The Curiosity 2
The aim of our programs is to inspire students to achieve the highest levels of human thought by engaging in a variety of fun, hands-on activities within a psychologically safe environment where students can learn the fundamental skills of curiosity and creativity through play and practice.
The first goal of the Curiosity to Create Curriculum is to activate learners’ curiosity by challenging them to move from their comfort zone, which is familiar and safe, and into the curiosity zone, where they are intrinsically excited to find things out.
Using the momentum created by curiosity, our next goal is to teach students how us their innate creative thinking to achieve exciting results. In short, to use their curiosity to then create! In doing so, we provide students with the kinds of creative problem-skills that set them up for success in life and work.
Creativity as the highest level of human thought
In 2001, a notable change was made to an established, revered educational model known as Bloom’s Taxonomy. The word “create” now appears, and creating is presented as the most complex form of thinking--above remembering, understanding, applying, analyzing, and evaluating. In other words, creating is seen as the highest form of thinking and the most desired action for students (Anderson and Krathwohl, 2001).
Research has consistently shown that curiosity supports learning (Gruber et al, 2014). If learning is evident at every level of Bloom’s revised taxonomy, from remembering to creating, we conclude that curiosity is important to support all levels of thinking, including creativity.
Breadth curiosity is about being interested in many things. Having wide interests means there will be more times when you are open to learning, you will have more background knowledge to help you with problem-solving and more bits of information in your head for making connections.
Speaks of joy, which means students can drop their guard and enter into an activity without resistance.
Fun is connected to interest and intrinsic motivation, possibly the biggest factor in creativity (Amabile, 1989, 1996). When we like something, we want to do it, we want to do it well and we are motivated to learn whatever we need to continue having fun.
This is where students are allowed to use their hands and their bodies to interact with spaces or materials.
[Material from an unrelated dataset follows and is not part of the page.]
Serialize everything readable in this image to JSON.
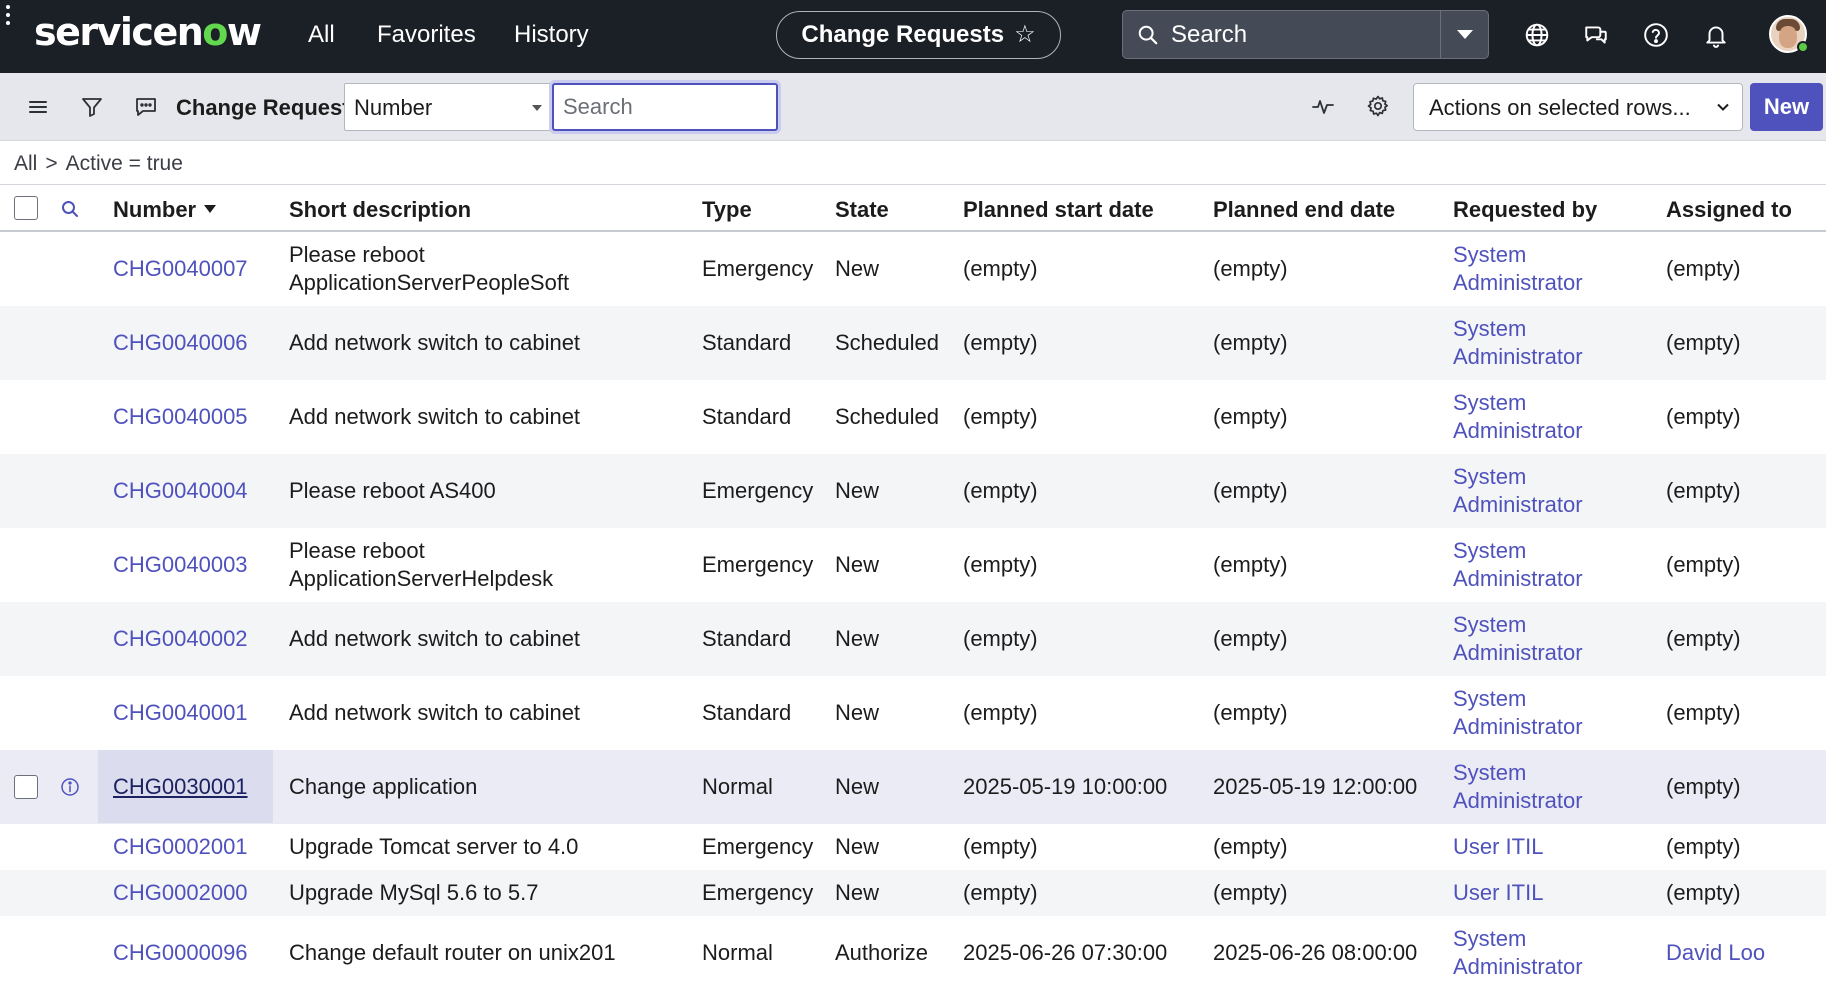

Students can engage with the lesson by moving their bodies (like moving from station to station), doing constructive things with their hands (assembling a robot), and essentially being allowed to use their sense of touch in addition to listening, speaking, and hearing--and sometimes smelling!
Experiential learning is related to this. We tend to remember and learn more when we are directly involved in the experience (Kolb, 1984).
No judgment zone
Openness to ideas, mistakes, and failure
For curiosity and creativity to thrive, the right environment must be in place (Fleith, 2000). By this, we mean there needs to be a psychologically safe environment (Rogers, 1962; Maslow, 1970), which is a learning space where participants feel safe to share what they are thinking, to ask questions, and openly wonder
Judgment Free Classroom
A no-judgment zone is an aspect of a psychologically safe environment. It is not helpful to judge ourselves or each other during certain stages of our development and learning. In this zone, it’s ok to try and fail, try something out that you’ve never done, or make a prediction--and be totally wrong (but maybe pleasantly surprised!?). In fact, you can make 1,000 mistakes and there are no negative repercussions. The important thing is to keep learning, thinking, trying, retrying.
Learning Through Play
Play and practice are intimately connected. Play allows someone to practice new skills in a safe space with low risk, where it’s possible to get things wrong and bounce back! (Isbell & Raines, 2007)
Making mistakes while playing games has no real repercussions yet what we learn can be applied to our real lives in a meaningful way.
Play is also one of the factors that influences divergent thinking. Many ideas can spring from brainstorming sessions that welcome humor! Since divergent thinking is an essential skill to our program, this is just one more reason to encourage a playful atmosphere.